Search the records for lines with the word "subtitle" and copy each match.

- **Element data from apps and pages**

● ● ●

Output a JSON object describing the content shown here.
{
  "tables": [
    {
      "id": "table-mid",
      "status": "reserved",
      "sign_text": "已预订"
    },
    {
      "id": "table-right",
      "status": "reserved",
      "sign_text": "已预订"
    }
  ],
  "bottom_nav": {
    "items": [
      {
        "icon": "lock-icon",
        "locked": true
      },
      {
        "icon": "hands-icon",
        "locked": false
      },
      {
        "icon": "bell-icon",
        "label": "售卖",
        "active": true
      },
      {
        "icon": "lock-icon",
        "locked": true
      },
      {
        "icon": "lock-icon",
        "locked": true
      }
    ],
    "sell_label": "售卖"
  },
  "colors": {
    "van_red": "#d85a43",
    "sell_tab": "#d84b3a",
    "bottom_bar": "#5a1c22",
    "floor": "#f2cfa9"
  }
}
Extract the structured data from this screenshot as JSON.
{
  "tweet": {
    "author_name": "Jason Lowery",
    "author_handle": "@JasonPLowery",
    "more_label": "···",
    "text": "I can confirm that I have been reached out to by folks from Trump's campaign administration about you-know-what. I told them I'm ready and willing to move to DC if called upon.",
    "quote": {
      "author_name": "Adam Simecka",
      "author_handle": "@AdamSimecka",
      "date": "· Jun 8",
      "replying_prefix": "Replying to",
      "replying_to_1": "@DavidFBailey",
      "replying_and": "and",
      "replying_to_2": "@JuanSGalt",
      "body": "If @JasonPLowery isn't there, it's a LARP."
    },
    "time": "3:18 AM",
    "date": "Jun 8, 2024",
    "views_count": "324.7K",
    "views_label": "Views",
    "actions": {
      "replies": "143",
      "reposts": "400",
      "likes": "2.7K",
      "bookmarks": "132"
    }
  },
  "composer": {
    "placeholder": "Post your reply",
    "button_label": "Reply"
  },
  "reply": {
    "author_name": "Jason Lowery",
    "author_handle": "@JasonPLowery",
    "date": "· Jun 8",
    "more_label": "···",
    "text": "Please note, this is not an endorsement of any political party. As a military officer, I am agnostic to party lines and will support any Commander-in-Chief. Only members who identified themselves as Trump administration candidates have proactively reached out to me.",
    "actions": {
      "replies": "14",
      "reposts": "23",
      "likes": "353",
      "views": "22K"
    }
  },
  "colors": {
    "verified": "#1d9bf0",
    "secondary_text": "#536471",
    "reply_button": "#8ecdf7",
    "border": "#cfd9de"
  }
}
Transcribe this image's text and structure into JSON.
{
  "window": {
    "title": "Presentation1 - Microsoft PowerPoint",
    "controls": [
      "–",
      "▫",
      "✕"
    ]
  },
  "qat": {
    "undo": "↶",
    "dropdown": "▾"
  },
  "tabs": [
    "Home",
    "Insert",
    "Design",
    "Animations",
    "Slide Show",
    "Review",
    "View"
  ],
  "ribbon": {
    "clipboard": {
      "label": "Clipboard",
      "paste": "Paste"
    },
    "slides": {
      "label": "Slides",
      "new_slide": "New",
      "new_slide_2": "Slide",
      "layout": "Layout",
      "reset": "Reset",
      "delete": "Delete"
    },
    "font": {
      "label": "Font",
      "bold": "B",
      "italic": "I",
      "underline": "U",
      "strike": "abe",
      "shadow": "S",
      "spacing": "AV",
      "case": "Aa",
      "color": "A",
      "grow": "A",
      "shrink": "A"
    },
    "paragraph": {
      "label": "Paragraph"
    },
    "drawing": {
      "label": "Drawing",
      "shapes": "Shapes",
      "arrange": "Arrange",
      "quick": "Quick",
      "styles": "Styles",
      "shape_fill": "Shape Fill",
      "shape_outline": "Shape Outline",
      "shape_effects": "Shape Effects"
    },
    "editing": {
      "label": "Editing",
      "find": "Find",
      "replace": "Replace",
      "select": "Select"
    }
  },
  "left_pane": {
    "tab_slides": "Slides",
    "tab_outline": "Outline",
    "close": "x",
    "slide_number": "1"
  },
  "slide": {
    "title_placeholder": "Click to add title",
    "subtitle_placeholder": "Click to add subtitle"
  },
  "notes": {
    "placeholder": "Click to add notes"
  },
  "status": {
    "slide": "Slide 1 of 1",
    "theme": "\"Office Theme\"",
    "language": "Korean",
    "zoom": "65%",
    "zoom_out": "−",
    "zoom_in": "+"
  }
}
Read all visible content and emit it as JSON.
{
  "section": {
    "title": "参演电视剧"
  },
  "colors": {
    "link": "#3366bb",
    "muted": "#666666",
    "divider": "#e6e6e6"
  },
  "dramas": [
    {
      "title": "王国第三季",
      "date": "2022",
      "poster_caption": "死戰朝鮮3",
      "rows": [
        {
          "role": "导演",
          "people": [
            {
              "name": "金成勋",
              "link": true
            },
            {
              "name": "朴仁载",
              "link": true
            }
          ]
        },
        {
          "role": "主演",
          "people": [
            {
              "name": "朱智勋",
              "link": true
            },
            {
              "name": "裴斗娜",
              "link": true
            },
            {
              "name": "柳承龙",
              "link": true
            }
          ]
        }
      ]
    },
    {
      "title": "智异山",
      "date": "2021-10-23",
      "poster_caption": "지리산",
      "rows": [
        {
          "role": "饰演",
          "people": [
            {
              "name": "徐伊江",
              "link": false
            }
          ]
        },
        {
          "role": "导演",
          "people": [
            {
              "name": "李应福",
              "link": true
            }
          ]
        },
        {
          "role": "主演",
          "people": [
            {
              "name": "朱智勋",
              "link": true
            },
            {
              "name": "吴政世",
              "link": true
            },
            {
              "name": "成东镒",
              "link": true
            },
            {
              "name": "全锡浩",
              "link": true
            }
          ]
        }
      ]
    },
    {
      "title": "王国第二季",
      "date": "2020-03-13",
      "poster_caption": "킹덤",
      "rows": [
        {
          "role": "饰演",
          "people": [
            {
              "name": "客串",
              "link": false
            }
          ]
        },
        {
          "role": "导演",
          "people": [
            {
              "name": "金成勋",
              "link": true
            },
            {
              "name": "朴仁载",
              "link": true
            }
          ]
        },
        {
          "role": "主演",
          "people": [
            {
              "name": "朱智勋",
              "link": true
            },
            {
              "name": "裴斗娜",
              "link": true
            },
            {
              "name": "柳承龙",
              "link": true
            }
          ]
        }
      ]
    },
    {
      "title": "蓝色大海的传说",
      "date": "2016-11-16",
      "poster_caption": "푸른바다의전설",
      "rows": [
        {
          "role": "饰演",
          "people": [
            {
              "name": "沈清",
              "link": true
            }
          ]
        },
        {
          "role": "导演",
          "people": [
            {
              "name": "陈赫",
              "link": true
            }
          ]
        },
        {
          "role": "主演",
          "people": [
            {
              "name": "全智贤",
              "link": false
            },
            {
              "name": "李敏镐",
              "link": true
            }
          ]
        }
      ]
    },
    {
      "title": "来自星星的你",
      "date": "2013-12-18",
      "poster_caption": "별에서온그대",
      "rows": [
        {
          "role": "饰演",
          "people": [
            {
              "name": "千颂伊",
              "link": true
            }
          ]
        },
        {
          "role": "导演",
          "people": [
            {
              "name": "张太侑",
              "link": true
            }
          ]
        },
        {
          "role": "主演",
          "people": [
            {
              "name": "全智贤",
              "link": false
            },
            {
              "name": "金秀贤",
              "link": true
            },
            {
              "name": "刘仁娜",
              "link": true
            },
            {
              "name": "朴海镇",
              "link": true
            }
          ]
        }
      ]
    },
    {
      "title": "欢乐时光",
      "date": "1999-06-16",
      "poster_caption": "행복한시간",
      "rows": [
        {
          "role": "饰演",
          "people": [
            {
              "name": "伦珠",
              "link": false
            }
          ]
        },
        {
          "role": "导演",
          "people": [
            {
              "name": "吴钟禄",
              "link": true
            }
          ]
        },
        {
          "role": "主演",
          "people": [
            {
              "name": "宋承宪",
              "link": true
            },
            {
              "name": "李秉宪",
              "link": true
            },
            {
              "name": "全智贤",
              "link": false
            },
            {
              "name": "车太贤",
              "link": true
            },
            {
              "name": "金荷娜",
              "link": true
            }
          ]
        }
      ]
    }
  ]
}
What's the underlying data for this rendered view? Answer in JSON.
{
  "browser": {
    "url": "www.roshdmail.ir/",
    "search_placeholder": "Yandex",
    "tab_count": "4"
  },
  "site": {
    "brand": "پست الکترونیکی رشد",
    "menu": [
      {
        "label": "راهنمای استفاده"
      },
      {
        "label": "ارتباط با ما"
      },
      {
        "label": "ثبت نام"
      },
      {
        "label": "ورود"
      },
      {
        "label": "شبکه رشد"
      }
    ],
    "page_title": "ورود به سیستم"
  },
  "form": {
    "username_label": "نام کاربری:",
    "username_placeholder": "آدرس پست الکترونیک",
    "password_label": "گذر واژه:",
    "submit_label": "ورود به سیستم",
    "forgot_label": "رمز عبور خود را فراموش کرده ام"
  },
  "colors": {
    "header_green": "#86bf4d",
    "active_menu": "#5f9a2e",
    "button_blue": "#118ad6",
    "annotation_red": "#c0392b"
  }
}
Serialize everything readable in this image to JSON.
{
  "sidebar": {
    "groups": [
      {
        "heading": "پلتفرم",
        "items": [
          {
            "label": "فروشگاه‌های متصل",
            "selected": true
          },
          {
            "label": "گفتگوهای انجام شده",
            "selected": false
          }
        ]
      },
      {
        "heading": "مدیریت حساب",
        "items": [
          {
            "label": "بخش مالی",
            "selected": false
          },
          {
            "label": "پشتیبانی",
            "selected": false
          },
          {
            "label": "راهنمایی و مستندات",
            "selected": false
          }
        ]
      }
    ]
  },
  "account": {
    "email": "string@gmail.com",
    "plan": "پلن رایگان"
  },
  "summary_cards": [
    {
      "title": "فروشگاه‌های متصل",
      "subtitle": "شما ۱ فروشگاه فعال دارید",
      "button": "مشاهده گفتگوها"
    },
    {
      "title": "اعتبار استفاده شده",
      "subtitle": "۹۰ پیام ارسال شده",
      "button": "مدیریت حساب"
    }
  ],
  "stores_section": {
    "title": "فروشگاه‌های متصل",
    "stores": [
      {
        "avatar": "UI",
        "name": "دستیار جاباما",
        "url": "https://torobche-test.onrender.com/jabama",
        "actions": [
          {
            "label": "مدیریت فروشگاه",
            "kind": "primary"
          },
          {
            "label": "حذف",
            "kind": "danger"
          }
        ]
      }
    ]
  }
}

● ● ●

- **RESPONSE AREA**
    "subtitle_placeholder": "Click to add subtitle"
      "subtitle": "شما ۱ فروشگاه فعال دارید",
      "subtitle": "۹۰ پیام ارسال شده",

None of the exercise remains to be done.